The problem:
From the data below, return each line in which the string "offset" is found.

-=-=-=-=-

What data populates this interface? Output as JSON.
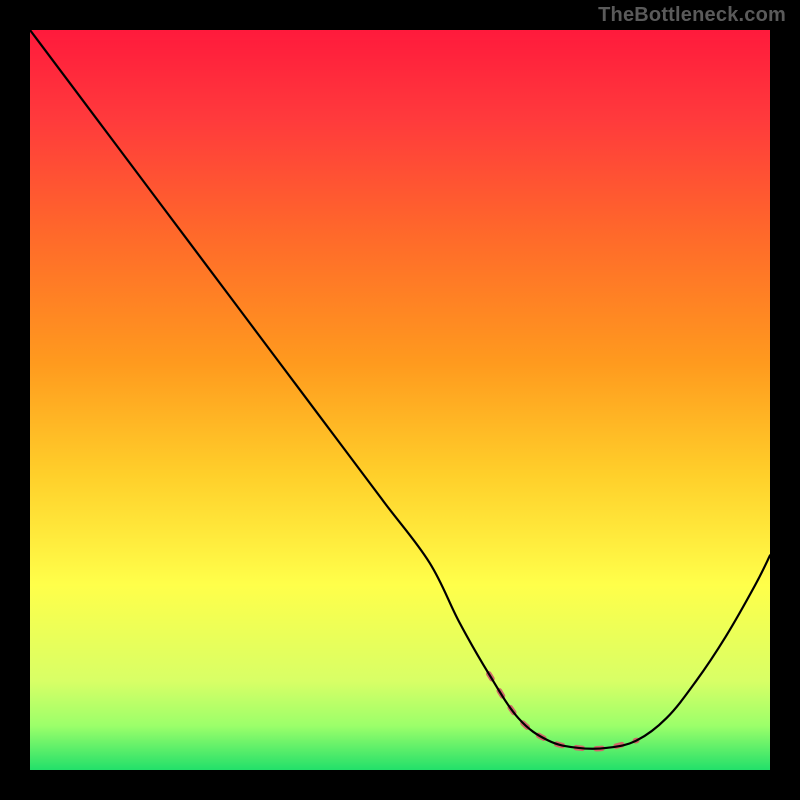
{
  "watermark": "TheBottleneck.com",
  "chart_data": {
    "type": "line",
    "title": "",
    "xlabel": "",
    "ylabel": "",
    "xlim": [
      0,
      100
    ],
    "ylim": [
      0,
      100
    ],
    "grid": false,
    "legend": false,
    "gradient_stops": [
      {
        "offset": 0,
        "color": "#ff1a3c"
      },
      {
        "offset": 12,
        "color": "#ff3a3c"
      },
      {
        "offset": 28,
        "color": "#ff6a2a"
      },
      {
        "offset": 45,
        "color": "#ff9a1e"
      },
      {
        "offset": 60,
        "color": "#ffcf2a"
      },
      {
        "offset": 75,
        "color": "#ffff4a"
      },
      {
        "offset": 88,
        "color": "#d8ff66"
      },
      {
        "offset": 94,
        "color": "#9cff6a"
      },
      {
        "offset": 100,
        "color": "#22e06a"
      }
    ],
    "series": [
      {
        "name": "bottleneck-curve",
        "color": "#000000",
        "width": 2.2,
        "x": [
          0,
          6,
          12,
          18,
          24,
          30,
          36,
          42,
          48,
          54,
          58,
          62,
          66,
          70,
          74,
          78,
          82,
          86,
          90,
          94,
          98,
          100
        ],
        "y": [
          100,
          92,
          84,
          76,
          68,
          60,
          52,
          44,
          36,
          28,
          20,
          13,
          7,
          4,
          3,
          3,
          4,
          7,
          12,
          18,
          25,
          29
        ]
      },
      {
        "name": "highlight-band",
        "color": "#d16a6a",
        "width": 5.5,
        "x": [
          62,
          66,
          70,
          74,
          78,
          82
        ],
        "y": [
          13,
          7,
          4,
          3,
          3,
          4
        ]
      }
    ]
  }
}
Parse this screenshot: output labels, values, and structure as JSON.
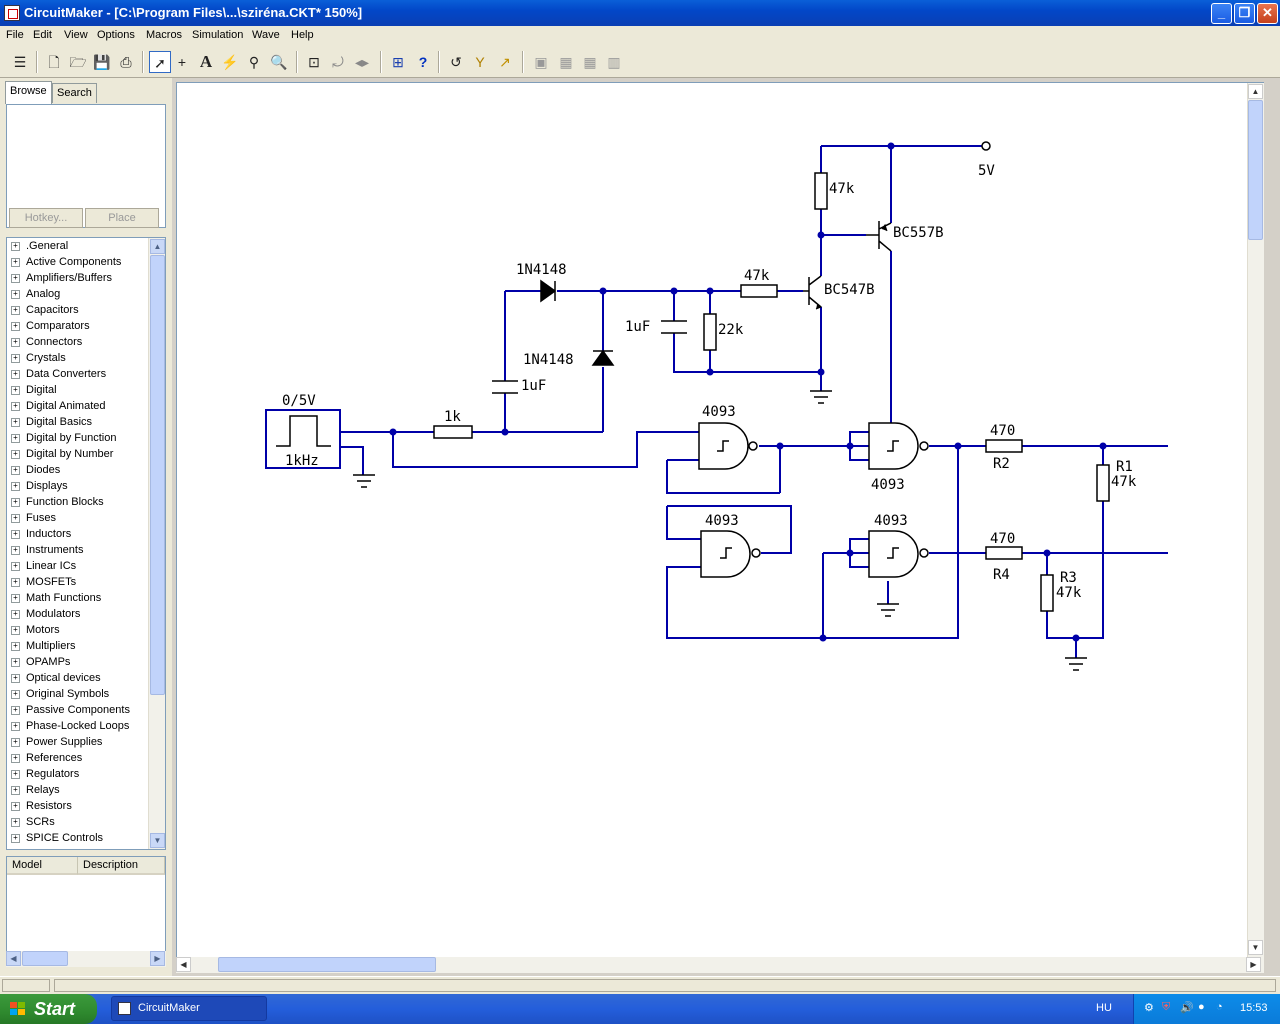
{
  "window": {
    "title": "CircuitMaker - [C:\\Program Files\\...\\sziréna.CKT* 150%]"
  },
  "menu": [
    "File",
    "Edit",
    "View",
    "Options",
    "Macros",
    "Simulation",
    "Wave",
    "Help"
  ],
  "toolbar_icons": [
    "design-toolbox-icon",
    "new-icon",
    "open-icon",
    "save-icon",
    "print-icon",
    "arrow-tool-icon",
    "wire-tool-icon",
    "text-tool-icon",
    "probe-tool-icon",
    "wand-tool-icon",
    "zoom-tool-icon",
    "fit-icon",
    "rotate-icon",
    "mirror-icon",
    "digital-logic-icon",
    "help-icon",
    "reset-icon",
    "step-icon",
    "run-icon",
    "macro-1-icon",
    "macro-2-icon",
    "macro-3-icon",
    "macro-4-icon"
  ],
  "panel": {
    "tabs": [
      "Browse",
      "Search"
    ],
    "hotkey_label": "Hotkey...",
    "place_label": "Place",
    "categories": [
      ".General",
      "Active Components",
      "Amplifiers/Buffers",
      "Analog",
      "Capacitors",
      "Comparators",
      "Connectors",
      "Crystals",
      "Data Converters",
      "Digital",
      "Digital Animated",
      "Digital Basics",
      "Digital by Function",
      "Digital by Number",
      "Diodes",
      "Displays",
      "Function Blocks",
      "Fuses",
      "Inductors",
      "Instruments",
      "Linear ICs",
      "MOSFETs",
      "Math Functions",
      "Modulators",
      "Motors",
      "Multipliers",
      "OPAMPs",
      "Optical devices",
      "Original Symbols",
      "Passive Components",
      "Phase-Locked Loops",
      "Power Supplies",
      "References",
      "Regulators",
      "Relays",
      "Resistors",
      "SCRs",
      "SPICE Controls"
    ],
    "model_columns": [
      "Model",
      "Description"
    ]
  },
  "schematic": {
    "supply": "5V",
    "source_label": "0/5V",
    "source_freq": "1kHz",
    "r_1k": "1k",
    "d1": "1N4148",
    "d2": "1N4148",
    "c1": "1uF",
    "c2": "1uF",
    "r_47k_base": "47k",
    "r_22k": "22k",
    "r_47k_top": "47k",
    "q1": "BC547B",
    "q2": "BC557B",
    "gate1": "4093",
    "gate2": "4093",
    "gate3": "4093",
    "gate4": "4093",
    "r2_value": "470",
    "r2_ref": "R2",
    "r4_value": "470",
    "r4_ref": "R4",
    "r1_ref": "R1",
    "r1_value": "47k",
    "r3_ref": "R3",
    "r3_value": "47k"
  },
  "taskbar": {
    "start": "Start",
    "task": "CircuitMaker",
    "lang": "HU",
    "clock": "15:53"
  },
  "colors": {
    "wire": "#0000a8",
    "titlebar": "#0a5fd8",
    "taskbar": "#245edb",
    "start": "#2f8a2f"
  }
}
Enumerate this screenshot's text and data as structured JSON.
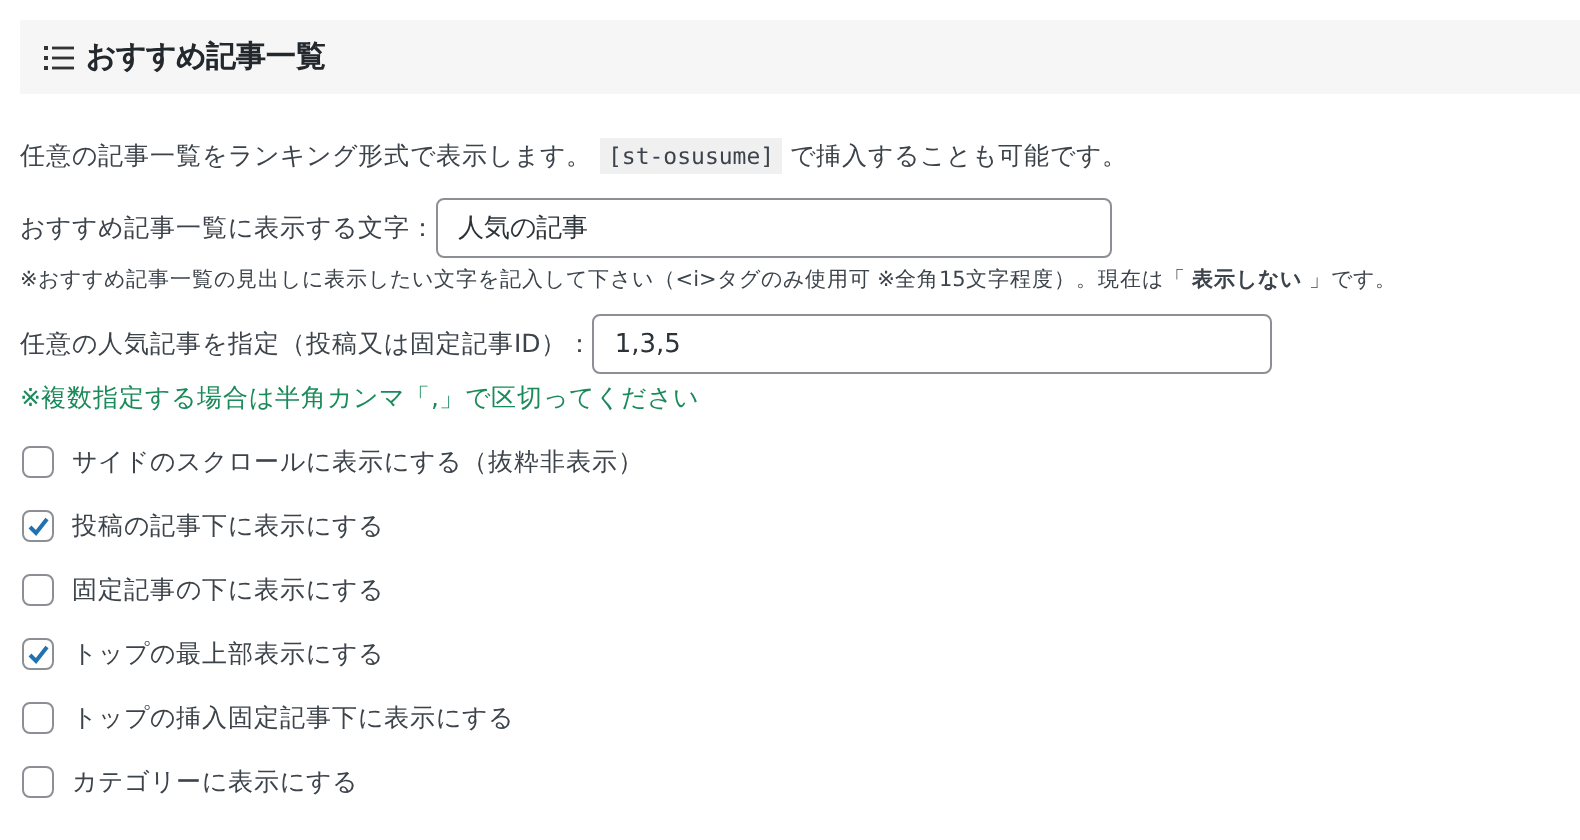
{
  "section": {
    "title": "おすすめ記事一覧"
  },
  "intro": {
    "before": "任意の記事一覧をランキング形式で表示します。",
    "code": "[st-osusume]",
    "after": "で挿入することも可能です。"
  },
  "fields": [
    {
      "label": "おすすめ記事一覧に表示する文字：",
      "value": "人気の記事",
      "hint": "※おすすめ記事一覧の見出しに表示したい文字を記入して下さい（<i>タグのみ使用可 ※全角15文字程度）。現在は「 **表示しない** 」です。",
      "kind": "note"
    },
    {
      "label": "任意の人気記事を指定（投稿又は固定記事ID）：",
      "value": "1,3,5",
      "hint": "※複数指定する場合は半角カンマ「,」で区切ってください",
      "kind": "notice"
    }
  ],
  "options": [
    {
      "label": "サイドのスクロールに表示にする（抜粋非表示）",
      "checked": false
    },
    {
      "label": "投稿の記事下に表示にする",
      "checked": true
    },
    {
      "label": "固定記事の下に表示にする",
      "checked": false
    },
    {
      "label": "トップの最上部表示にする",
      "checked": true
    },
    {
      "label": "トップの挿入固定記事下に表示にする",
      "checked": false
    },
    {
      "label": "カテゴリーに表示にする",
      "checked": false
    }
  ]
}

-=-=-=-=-

Task solution:
        "offset": 0,
        "offset": 12,
        "offset": 28,
        "offset": 45,
        "offset": 60,
        "offset": 75,
        "offset": 88,
        "offset": 94,
        "offset": 100,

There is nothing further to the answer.